Spirituality and Religion
Spiritual and religious imagery are frequently the subjects of Haitian art. Catholic themes are based on biblical stories and religious references inspired by Vodou, the Afro-diasporic religion practiced by Haitians both on and off the island. Many artists featured in the exhibition practiced both religions and depicted their ceremonies, rituals, and celebrations. Mid-twentieth-century Haitian aesthetics emerged from the peasant and the urban lower classes. Many artists began their careers painting walls of Vodou temples and ritual objects, and others painted murals in Catholic Churches. After the Revolution, the newly formed elite adopted French manners and culture, and consequently, Catholicism remains Haiti’s official religion.

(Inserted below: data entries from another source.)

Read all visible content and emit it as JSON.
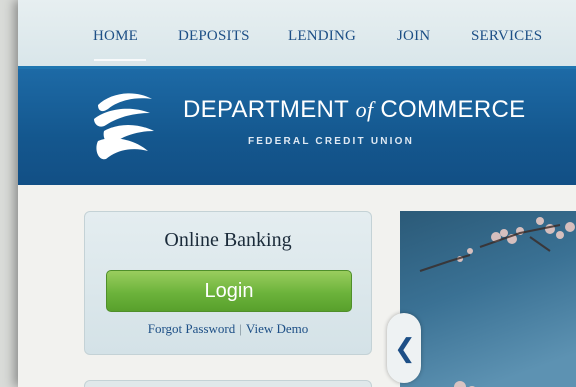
{
  "nav": {
    "items": [
      {
        "label": "HOME"
      },
      {
        "label": "DEPOSITS"
      },
      {
        "label": "LENDING"
      },
      {
        "label": "JOIN"
      },
      {
        "label": "SERVICES"
      }
    ],
    "active": "HOME"
  },
  "banner": {
    "title_part1": "DEPARTMENT",
    "title_of": "of",
    "title_part2": "COMMERCE",
    "subtitle": "FEDERAL CREDIT UNION",
    "logo_icon": "eagle-swoosh-logo-icon"
  },
  "login": {
    "title": "Online Banking",
    "button_label": "Login",
    "forgot_link": "Forgot Password",
    "separator": "|",
    "demo_link": "View Demo"
  },
  "carousel": {
    "prev_icon": "chevron-left-icon",
    "prev_glyph": "❮"
  },
  "colors": {
    "nav_text": "#1d4f86",
    "banner_blue": "#14578e",
    "login_green": "#6cb33b"
  }
}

Vodou is a syncretic religion created from the combination of tribal beliefs from Congo, Angola, Dahomey, and Yoruba, which provides a powerful unifying force on the island. Its practice excites the active and performative participation of its followers expressed in music, dance, and possession. There are over one thousand spirits who share human traits and are identified by specific colors and designs. One of the most common symbols is the veves, found on temple walls and painted on the ground during Vodou ceremonies. Other images are more subtle and refer to religious cosmologies and the world of the ancestors in symbolic ways by tracing veves or representing the spirits in the form of birds and plants. Respect for nature is essential for spiritual harmony and expressed in the remarkable details of Haitian painting.